Why was she smiling? Had to be the notebooks, or ‘journals’… She said something about using our ‘thinking-and-writing muscle’ every day. Yeeesh, that just doesn’t sound great and all summer I figured I had Ms. Page figured out. And here I was ready for a whole year of doing as little work as possible.


From the journal of Joanna Page: Day 1

Well, it’s like this…after I found out that I’m exiled out here on the edge of humanity in a teetering, creaking modular [not ready to call it a ‘classroom’], I had a little chat with my principal. Mrs. Nix has always been distant, simply tolerating my presence. I just figured she was like that with the other teachers as well, but once I found myself shunted off to Room 36, well, I was a bit of a special case…and not in a good way.

I had methodically put up the usual bulletin board material–‘when’s your birthday?’, the misused homophones that make teachers want to scratch out their eyeballs, reading comprehension tips–stuff that over the coming days [hours?] just blends into the background and darn near turns invisible.

And so it was time to do things a little differently–starting with making this classroom ‘ours’.  No matter how ugly the outside, I want these kids to want to come inside. [And I have a good mind to do something about the exterior, as well. But first things first.]

New Book-in-Progress Rebel Hour Prologue

Just checking in with the prologue from Rebel Hour, which can be found at the Sail the 7 C’s Teacher Resource Expo.


Rebel Hour


So I’m not the sharpest tool in the…the brightest bulb in…let’s just say I’m hardly an Einstein. Some might even say I couldn’t even tie Einstein’s shoes…which makes me think there’s a reason I only wear sandals and slip-on sneakers.

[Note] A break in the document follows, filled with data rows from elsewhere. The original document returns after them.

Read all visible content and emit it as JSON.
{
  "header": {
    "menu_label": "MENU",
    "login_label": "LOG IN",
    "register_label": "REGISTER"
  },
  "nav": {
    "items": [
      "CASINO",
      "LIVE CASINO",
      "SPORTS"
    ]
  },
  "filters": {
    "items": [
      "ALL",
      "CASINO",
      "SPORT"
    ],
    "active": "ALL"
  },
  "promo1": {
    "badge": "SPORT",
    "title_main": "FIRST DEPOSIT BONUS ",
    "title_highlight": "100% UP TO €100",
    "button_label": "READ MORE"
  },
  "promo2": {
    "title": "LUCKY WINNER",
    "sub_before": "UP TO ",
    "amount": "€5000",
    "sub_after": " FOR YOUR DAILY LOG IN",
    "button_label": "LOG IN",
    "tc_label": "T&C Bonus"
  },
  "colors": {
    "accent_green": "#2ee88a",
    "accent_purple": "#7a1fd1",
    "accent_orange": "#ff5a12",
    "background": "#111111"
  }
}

Anywaaaay… when my loving [not really] principal Mrs. Phyllis Nix mentioned last June that there was a fourth-grade position at a neighboring school in the district, I just filed it away as ‘odd but interesting’.

But when my loving [again…not really] grade four teaching partner Joy Ann Clark mentioned the same teaching job, I reclassified it from ‘odd but interesting’ to ‘hmmm…’.


It’s now late August and Mrs. Nix has informed me that I’m being moved to Room 36, which through my eight years at A.B. Sweeney has been called ‘the creaking portable.’ It’s a modular classroom set so far apart from the main building that there isn’t even a Room 35…or 34…or 33, 32, or 31. Yep, I’m no Einstein shoe-tying flunky, but it was pretty clear I’d been exiled.

Now, if I were sent to this island of luxury alone, that’s one thing. But for my students to feel separate and unequal? Not good.

So what did I do the next day?

I separated us even further. Yep, I’m quite the genius.


“Joy Ann, here’s a thought. How ‘bout if we experiment with going completely self-contained this year?”

Eyebrows raised, she said, “Really?” Her eyes shifted off to dreamland and she nodded. It was as if she was playing out a ‘hassle-free, limited time with Brooke Page’ scenario.

“Yep,” I said. No trading students for math or language arts.”

“I guess we could always ask,” she said. Her eyes drifted, most likely to that far-off galax without me as her career millstone who thwarted her ‘All-Star Teacher’ dreams.

“Should I run this by–?”

“I can do that,” said Joy Ann.

Played right into my hands.


And so here I am, on Day 1, in the creaking fortress…and I’ve made a decision.

© 2019  Tim Haag